• [Task brief]: If a line of the records contains the string "material", copy it out.

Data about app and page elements
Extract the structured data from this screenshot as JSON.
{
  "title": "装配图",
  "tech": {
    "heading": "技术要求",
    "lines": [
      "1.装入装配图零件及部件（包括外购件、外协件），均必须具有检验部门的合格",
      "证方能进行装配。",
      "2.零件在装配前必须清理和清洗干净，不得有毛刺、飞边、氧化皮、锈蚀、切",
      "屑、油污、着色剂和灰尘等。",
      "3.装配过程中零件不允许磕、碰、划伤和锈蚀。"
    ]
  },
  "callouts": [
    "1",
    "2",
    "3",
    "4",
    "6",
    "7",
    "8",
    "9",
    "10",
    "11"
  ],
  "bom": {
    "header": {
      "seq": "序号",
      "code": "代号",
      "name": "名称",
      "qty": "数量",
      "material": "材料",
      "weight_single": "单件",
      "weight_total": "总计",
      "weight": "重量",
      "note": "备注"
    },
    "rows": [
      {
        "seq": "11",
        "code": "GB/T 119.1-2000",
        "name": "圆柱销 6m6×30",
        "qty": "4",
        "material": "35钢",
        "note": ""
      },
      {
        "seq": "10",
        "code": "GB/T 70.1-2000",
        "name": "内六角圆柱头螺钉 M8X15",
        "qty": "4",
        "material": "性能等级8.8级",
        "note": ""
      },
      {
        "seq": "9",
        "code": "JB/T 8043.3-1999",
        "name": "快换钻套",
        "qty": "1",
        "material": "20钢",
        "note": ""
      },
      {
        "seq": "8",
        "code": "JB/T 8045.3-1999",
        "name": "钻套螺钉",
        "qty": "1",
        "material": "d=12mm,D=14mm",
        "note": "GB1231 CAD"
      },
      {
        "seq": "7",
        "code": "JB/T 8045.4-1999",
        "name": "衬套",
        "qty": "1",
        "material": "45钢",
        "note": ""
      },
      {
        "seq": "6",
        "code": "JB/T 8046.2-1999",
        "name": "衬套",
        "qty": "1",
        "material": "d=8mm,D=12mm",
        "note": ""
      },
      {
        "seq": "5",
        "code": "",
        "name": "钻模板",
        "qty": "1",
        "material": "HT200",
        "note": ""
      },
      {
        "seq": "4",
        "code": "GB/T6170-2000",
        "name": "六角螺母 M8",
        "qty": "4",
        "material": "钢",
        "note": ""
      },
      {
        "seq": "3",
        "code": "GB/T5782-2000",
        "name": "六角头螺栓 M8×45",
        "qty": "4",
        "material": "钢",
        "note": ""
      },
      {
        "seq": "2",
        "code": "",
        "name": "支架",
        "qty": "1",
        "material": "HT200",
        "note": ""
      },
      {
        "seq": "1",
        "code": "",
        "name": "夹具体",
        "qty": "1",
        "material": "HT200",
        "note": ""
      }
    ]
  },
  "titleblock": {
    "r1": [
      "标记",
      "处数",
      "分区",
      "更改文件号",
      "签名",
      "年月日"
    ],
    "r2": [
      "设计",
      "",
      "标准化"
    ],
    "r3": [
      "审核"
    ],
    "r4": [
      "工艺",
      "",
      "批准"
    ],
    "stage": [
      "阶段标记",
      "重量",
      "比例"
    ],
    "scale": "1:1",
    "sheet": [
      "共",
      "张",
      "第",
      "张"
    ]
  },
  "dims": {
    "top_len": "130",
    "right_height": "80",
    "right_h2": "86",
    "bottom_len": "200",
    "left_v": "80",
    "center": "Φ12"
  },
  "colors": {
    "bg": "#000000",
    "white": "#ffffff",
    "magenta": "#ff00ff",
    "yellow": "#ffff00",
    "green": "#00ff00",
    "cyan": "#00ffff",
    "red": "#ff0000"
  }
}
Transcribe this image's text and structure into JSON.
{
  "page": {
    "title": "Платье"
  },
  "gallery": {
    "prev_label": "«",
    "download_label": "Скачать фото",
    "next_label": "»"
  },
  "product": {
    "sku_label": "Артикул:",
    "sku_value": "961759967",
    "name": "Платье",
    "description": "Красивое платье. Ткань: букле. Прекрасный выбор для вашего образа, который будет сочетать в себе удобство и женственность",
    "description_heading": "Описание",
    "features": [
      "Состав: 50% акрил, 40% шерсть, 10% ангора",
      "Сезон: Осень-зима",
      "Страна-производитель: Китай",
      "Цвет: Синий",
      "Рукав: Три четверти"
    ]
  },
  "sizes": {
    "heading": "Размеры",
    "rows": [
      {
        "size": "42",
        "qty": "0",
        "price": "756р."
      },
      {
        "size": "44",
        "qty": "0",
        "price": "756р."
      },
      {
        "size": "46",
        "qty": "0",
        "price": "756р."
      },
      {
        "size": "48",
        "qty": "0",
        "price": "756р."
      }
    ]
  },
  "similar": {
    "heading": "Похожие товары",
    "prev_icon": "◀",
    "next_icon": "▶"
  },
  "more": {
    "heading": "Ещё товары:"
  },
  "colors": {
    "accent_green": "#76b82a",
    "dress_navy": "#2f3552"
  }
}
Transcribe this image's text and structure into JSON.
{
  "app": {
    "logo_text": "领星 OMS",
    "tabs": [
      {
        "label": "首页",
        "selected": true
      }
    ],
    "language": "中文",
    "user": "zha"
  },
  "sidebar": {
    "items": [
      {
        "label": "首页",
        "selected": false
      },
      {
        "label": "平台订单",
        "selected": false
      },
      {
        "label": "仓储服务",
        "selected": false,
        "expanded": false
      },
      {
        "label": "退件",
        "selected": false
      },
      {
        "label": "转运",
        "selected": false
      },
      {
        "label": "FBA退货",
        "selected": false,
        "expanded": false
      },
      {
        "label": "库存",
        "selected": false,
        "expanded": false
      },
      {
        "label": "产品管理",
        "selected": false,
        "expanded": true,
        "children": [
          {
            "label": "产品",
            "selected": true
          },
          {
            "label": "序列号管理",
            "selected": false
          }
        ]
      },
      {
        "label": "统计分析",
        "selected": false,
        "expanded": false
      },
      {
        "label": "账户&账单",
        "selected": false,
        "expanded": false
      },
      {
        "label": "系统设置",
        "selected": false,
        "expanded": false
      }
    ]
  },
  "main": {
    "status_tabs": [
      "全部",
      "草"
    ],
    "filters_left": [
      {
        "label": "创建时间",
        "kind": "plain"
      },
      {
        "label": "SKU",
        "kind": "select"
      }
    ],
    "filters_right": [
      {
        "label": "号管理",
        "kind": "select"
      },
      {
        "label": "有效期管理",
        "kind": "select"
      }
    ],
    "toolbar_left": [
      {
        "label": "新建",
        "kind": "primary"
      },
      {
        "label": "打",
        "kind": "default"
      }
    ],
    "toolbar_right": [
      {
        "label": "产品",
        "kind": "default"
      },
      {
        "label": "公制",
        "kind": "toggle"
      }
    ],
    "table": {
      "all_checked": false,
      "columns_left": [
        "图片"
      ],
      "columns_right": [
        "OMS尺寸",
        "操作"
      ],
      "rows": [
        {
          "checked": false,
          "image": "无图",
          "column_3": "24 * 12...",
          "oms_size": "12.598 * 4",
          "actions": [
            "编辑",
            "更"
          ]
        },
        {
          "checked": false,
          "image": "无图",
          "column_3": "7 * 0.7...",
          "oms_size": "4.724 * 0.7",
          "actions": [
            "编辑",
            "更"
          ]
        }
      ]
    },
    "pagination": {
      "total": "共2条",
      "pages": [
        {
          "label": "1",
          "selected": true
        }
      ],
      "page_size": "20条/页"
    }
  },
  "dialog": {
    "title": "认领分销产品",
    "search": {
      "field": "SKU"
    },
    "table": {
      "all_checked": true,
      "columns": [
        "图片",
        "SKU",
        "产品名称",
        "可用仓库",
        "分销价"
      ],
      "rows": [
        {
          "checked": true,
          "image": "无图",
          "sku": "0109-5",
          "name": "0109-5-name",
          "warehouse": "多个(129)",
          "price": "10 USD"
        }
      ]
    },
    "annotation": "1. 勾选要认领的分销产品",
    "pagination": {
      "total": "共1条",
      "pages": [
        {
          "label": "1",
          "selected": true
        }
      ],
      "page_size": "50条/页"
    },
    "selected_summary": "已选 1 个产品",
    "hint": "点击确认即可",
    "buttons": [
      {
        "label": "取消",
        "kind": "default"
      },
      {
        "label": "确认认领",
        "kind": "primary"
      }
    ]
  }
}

• [Answer for the task]:
      "material": "材料",
        "material": "35钢",
        "material": "性能等级8.8级",
        "material": "20钢",
        "material": "d=12mm,D=14mm",
        "material": "45钢",
        "material": "d=8mm,D=12mm",
        "material": "HT200",
        "material": "钢",
        "material": "钢",
        "material": "HT200",
        "material": "HT200",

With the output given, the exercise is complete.